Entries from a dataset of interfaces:
▼▼▼
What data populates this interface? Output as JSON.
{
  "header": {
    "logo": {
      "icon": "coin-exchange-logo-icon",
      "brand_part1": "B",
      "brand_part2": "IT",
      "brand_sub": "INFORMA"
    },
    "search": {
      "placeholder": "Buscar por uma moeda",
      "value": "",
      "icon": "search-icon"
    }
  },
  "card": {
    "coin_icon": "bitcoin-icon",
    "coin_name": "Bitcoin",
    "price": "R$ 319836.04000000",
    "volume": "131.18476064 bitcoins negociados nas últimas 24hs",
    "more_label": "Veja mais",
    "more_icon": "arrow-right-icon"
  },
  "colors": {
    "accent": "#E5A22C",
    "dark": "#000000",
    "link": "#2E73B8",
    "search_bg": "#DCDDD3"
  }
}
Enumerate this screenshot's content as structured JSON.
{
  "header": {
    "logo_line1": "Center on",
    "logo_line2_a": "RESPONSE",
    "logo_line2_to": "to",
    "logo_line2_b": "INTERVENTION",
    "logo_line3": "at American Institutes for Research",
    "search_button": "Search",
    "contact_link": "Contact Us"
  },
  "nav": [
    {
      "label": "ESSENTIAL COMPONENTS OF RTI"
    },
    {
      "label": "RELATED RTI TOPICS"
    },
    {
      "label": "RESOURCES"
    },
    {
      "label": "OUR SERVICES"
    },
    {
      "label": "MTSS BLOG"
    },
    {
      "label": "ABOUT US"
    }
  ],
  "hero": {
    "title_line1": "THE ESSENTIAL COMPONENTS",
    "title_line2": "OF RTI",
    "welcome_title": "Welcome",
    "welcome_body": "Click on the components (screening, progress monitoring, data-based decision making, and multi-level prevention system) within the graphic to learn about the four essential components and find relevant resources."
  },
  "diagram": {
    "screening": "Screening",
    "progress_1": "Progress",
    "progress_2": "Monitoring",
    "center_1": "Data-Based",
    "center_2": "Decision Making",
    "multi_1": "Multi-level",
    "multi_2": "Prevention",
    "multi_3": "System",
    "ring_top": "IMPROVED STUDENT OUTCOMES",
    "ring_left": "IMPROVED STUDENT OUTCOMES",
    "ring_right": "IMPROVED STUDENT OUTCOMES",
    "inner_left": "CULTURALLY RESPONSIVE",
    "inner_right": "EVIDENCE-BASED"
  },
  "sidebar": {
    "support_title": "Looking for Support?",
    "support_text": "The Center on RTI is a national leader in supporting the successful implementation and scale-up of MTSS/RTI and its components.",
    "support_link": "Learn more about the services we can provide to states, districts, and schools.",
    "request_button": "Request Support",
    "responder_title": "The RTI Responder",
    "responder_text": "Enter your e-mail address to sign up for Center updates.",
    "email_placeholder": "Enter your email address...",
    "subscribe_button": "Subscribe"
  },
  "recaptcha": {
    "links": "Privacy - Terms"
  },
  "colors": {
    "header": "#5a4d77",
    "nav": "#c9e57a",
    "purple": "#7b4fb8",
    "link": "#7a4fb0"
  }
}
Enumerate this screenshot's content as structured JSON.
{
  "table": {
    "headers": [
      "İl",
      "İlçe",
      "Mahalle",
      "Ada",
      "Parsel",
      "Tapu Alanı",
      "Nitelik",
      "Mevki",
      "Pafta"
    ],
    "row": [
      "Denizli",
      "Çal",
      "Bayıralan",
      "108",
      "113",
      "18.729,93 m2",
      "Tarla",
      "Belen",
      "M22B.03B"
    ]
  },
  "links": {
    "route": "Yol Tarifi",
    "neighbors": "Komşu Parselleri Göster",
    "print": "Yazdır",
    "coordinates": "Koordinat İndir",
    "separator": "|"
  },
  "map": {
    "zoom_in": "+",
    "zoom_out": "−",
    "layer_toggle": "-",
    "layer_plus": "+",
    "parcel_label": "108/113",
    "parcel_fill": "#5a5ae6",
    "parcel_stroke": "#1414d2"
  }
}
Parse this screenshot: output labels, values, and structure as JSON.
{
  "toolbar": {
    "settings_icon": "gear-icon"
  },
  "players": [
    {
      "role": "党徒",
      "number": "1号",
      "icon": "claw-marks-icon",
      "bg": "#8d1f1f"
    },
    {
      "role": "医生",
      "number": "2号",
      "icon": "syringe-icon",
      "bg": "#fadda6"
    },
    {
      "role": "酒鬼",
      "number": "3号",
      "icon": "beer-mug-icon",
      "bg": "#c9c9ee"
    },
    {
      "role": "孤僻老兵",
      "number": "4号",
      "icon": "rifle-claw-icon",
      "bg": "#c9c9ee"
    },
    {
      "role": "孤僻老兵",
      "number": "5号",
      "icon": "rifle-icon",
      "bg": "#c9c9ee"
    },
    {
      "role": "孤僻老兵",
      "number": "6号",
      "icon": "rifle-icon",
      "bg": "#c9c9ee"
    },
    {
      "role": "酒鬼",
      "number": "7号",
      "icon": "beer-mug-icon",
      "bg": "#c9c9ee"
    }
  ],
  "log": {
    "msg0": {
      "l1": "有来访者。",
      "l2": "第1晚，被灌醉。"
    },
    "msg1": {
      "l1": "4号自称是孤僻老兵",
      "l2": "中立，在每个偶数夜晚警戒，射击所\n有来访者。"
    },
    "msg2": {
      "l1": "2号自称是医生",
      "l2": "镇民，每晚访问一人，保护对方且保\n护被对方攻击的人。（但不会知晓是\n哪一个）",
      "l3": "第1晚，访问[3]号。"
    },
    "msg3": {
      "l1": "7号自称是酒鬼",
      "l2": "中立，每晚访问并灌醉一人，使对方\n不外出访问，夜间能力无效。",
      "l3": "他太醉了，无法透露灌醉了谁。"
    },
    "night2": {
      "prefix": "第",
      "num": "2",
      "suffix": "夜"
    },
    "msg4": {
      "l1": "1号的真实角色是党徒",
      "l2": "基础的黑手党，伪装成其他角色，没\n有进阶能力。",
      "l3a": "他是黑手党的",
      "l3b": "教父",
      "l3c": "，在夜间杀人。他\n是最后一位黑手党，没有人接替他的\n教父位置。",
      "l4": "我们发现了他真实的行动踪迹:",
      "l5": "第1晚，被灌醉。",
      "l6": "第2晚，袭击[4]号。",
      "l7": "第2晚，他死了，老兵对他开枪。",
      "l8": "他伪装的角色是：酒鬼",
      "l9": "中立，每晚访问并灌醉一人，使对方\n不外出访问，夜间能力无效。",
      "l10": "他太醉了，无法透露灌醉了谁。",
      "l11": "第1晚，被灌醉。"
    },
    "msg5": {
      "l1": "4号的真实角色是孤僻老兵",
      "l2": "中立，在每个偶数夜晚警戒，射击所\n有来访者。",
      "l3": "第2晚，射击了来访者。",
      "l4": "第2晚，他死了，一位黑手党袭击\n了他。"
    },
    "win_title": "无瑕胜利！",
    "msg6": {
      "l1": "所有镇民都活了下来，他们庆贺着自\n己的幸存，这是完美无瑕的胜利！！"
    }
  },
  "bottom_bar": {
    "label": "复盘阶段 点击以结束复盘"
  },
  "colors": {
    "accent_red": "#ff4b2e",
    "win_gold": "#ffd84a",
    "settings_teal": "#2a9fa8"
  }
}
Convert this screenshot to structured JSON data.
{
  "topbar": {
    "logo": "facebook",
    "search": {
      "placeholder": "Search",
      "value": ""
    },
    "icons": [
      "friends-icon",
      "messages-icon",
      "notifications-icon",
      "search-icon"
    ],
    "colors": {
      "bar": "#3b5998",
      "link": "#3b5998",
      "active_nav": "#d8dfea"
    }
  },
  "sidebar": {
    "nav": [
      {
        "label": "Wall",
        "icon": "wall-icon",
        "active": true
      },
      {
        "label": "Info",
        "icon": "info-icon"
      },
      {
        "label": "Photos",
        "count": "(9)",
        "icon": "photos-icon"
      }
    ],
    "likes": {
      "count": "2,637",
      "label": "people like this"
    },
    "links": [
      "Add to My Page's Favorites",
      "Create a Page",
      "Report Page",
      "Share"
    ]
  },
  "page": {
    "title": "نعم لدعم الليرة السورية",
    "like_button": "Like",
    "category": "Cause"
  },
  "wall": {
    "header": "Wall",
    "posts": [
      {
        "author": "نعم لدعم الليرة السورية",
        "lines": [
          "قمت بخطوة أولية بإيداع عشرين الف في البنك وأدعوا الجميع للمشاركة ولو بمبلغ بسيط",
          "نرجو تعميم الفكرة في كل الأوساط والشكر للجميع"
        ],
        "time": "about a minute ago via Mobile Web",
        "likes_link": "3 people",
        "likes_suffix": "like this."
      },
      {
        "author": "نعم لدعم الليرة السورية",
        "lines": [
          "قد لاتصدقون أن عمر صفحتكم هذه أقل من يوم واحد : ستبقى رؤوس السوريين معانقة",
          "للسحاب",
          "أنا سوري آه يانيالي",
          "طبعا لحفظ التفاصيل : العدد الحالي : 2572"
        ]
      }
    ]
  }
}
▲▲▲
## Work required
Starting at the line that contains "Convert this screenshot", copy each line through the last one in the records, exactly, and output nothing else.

## Solution for this exercise
Convert this screenshot to structured JSON data.
{
  "topbar": {
    "logo": "facebook",
    "search": {
      "placeholder": "Search",
      "value": ""
    },
    "icons": [
      "friends-icon",
      "messages-icon",
      "notifications-icon",
      "search-icon"
    ],
    "colors": {
      "bar": "#3b5998",
      "link": "#3b5998",
      "active_nav": "#d8dfea"
    }
  },
  "sidebar": {
    "nav": [
      {
        "label": "Wall",
        "icon": "wall-icon",
        "active": true
      },
      {
        "label": "Info",
        "icon": "info-icon"
      },
      {
        "label": "Photos",
        "count": "(9)",
        "icon": "photos-icon"
      }
    ],
    "likes": {
      "count": "2,637",
      "label": "people like this"
    },
    "links": [
      "Add to My Page's Favorites",
      "Create a Page",
      "Report Page",
      "Share"
    ]
  },
  "page": {
    "title": "نعم لدعم الليرة السورية",
    "like_button": "Like",
    "category": "Cause"
  },
  "wall": {
    "header": "Wall",
    "posts": [
      {
        "author": "نعم لدعم الليرة السورية",
        "lines": [
          "قمت بخطوة أولية بإيداع عشرين الف في البنك وأدعوا الجميع للمشاركة ولو بمبلغ بسيط",
          "نرجو تعميم الفكرة في كل الأوساط والشكر للجميع"
        ],
        "time": "about a minute ago via Mobile Web",
        "likes_link": "3 people",
        "likes_suffix": "like this."
      },
      {
        "author": "نعم لدعم الليرة السورية",
        "lines": [
          "قد لاتصدقون أن عمر صفحتكم هذه أقل من يوم واحد : ستبقى رؤوس السوريين معانقة",
          "للسحاب",
          "أنا سوري آه يانيالي",
          "طبعا لحفظ التفاصيل : العدد الحالي : 2572"
        ]
      }
    ]
  }
}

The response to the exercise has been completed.